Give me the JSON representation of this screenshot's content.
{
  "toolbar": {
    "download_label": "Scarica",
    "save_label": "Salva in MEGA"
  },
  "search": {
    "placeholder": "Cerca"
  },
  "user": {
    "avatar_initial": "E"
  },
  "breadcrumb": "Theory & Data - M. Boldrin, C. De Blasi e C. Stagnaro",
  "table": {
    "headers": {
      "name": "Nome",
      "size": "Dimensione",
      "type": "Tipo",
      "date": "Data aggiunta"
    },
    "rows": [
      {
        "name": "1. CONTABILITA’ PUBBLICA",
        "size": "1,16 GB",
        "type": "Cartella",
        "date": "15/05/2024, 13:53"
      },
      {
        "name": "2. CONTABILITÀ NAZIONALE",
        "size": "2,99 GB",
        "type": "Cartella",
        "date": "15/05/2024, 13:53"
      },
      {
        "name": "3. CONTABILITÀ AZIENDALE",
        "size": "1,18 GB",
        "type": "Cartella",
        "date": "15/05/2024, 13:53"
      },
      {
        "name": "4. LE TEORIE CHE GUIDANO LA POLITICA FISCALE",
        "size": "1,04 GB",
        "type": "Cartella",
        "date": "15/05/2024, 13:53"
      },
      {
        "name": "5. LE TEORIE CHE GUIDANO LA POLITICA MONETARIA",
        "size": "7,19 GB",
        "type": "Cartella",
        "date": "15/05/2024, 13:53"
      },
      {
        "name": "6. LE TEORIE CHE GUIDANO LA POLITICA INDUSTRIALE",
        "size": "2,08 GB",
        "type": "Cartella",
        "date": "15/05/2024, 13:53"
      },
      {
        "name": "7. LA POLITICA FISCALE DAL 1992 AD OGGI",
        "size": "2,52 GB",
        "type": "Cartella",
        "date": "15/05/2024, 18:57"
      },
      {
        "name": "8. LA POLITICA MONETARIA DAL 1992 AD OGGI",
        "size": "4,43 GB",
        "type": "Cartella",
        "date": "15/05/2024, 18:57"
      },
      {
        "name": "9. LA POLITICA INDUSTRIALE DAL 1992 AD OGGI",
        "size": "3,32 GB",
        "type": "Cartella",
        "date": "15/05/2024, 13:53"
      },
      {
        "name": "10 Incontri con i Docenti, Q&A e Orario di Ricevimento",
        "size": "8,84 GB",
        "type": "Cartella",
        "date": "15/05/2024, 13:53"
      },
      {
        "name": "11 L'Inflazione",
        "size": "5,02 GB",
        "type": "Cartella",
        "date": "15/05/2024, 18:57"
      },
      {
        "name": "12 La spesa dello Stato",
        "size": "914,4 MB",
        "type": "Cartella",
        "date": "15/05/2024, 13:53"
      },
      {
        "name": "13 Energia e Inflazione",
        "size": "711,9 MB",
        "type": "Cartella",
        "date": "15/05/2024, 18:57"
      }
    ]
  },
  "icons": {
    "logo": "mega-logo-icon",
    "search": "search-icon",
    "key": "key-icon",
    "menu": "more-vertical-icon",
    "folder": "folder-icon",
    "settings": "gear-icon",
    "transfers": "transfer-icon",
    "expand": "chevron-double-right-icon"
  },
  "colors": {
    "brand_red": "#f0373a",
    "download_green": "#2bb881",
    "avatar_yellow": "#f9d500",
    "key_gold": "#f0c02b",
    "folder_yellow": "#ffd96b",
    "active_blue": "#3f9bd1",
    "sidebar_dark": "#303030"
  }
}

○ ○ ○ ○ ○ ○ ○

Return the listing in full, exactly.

Give me the JSON representation of this screenshot's content.
{
  "toolbar": {
    "download_label": "Scarica",
    "save_label": "Salva in MEGA"
  },
  "search": {
    "placeholder": "Cerca"
  },
  "user": {
    "avatar_initial": "E"
  },
  "breadcrumb": "Theory & Data - M. Boldrin, C. De Blasi e C. Stagnaro",
  "table": {
    "headers": {
      "name": "Nome",
      "size": "Dimensione",
      "type": "Tipo",
      "date": "Data aggiunta"
    },
    "rows": [
      {
        "name": "1. CONTABILITA’ PUBBLICA",
        "size": "1,16 GB",
        "type": "Cartella",
        "date": "15/05/2024, 13:53"
      },
      {
        "name": "2. CONTABILITÀ NAZIONALE",
        "size": "2,99 GB",
        "type": "Cartella",
        "date": "15/05/2024, 13:53"
      },
      {
        "name": "3. CONTABILITÀ AZIENDALE",
        "size": "1,18 GB",
        "type": "Cartella",
        "date": "15/05/2024, 13:53"
      },
      {
        "name": "4. LE TEORIE CHE GUIDANO LA POLITICA FISCALE",
        "size": "1,04 GB",
        "type": "Cartella",
        "date": "15/05/2024, 13:53"
      },
      {
        "name": "5. LE TEORIE CHE GUIDANO LA POLITICA MONETARIA",
        "size": "7,19 GB",
        "type": "Cartella",
        "date": "15/05/2024, 13:53"
      },
      {
        "name": "6. LE TEORIE CHE GUIDANO LA POLITICA INDUSTRIALE",
        "size": "2,08 GB",
        "type": "Cartella",
        "date": "15/05/2024, 13:53"
      },
      {
        "name": "7. LA POLITICA FISCALE DAL 1992 AD OGGI",
        "size": "2,52 GB",
        "type": "Cartella",
        "date": "15/05/2024, 18:57"
      },
      {
        "name": "8. LA POLITICA MONETARIA DAL 1992 AD OGGI",
        "size": "4,43 GB",
        "type": "Cartella",
        "date": "15/05/2024, 18:57"
      },
      {
        "name": "9. LA POLITICA INDUSTRIALE DAL 1992 AD OGGI",
        "size": "3,32 GB",
        "type": "Cartella",
        "date": "15/05/2024, 13:53"
      },
      {
        "name": "10 Incontri con i Docenti, Q&A e Orario di Ricevimento",
        "size": "8,84 GB",
        "type": "Cartella",
        "date": "15/05/2024, 13:53"
      },
      {
        "name": "11 L'Inflazione",
        "size": "5,02 GB",
        "type": "Cartella",
        "date": "15/05/2024, 18:57"
      },
      {
        "name": "12 La spesa dello Stato",
        "size": "914,4 MB",
        "type": "Cartella",
        "date": "15/05/2024, 13:53"
      },
      {
        "name": "13 Energia e Inflazione",
        "size": "711,9 MB",
        "type": "Cartella",
        "date": "15/05/2024, 18:57"
      }
    ]
  },
  "icons": {
    "logo": "mega-logo-icon",
    "search": "search-icon",
    "key": "key-icon",
    "menu": "more-vertical-icon",
    "folder": "folder-icon",
    "settings": "gear-icon",
    "transfers": "transfer-icon",
    "expand": "chevron-double-right-icon"
  },
  "colors": {
    "brand_red": "#f0373a",
    "download_green": "#2bb881",
    "avatar_yellow": "#f9d500",
    "key_gold": "#f0c02b",
    "folder_yellow": "#ffd96b",
    "active_blue": "#3f9bd1",
    "sidebar_dark": "#303030"
  }
}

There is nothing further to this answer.